<<<<

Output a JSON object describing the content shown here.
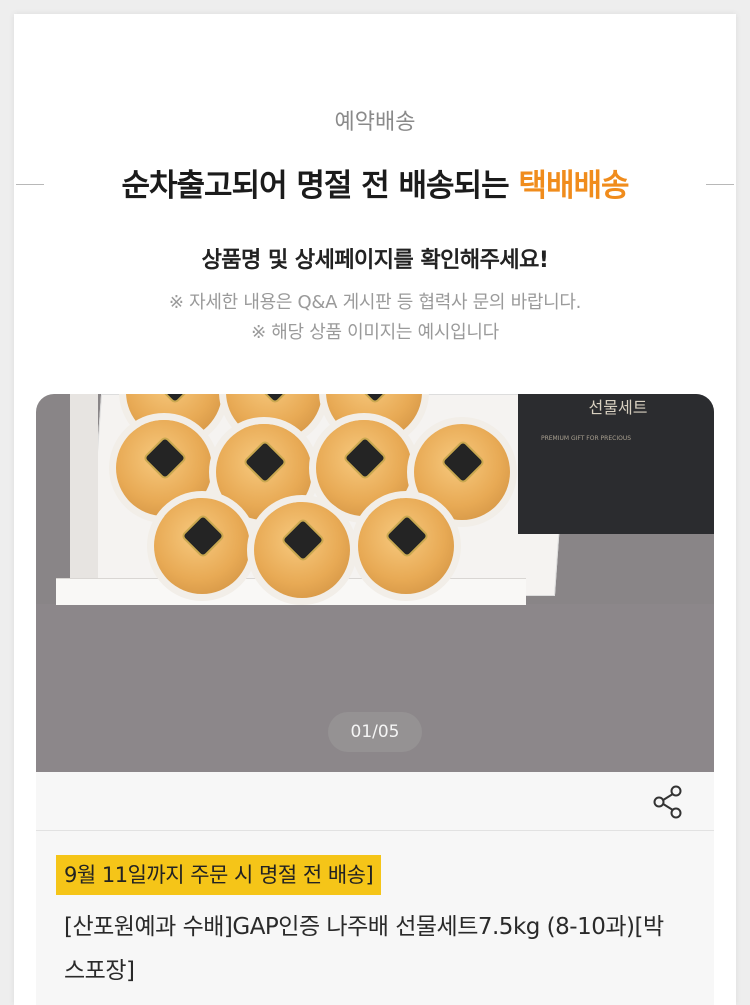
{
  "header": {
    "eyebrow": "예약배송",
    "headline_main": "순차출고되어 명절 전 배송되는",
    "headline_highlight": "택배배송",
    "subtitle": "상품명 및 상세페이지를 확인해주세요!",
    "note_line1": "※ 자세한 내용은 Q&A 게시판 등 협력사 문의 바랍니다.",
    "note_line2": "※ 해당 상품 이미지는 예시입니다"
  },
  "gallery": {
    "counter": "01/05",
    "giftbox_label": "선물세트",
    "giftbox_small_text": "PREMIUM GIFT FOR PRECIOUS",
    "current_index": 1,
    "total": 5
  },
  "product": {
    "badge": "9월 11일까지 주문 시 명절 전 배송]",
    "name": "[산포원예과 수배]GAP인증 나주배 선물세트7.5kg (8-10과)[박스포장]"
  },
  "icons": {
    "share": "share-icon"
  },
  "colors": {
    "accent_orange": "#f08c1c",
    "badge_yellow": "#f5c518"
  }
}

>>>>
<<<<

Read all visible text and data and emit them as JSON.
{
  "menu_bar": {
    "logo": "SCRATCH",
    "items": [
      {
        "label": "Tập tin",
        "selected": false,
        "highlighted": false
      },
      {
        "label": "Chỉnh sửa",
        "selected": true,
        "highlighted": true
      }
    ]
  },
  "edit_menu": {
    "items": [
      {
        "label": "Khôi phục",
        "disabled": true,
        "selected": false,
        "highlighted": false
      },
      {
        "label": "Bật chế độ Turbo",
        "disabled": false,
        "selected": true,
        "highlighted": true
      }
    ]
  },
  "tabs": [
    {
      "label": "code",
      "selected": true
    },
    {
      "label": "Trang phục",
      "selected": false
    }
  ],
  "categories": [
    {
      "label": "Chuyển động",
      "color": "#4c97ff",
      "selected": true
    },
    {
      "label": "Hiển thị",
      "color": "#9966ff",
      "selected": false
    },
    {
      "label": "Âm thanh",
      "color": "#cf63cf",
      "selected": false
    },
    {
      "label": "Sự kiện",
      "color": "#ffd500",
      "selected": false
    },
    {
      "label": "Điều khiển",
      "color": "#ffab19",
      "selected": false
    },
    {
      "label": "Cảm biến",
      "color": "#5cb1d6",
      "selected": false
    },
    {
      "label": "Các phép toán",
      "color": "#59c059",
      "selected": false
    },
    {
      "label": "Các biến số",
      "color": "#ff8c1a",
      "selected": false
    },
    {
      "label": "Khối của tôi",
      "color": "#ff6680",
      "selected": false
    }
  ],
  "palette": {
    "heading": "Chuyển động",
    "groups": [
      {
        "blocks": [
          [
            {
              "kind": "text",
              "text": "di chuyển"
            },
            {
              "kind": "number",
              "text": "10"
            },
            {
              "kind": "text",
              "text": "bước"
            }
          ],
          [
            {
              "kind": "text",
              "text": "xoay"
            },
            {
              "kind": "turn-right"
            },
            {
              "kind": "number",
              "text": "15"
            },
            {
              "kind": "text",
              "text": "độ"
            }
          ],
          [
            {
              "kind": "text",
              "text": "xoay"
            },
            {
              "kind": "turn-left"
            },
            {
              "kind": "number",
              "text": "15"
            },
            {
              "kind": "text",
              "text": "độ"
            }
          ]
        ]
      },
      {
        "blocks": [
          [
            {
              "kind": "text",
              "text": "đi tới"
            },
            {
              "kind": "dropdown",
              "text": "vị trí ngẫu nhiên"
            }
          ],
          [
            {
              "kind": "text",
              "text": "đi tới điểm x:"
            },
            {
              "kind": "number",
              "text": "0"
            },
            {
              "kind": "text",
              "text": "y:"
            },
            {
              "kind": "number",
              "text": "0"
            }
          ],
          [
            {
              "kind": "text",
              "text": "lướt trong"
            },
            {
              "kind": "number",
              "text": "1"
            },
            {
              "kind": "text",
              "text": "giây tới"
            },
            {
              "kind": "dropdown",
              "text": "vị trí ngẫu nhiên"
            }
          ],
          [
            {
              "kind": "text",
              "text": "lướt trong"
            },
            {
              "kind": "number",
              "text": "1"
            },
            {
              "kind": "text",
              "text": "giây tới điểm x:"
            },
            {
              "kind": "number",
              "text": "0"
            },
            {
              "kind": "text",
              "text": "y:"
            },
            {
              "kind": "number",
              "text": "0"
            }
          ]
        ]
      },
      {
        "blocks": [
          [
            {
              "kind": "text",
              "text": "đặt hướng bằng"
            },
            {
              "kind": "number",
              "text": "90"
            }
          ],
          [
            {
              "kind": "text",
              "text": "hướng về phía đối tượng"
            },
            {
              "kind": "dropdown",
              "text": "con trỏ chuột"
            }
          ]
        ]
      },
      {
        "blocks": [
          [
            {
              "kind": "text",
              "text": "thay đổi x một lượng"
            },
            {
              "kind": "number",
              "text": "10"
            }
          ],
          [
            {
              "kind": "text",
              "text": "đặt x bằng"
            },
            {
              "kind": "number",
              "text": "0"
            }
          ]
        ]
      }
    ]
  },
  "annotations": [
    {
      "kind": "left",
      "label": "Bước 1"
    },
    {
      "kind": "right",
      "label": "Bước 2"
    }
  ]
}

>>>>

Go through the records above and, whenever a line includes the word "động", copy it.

      "label": "Chuyển động",
    "heading": "Chuyển động",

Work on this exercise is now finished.